Amar MainkarI wonder how it would feel to learn maths from him. He should be taking a course for us…

July 12, 2009 at 21:28

Abhishek ParabYeah! But a better fantasy for me would be that he be my guide!

July 26, 2009 at 20:31

AnonymousHow can somebody born and brought up in Canada have an English accent? I'm guessing you meant to say that his English was accented, the accent obviously being Canadian.

September 30, 2012 at 01:01

AnonymousHe was brought up in America actually, so the accent would be American.

August 13, 2014 at 20:46

PrateekGreat article!

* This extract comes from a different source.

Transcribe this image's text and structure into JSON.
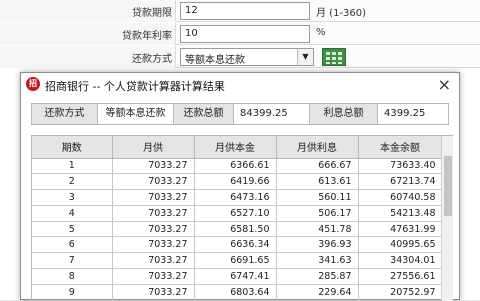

Ancients knew how to connect the dots . All profound understanding perhaps lies in 33000 year old understanding called Sankhya (logic of counting) and any interested one can explore all 50 decimal precision derivation at http://www.kapillavastu.com . Is it Possible ?

December 25, 2014 at 10:54

pallavi chaturvedivery influencing !I am also the aspirant for tifr vsrp.Please share more interview experiences .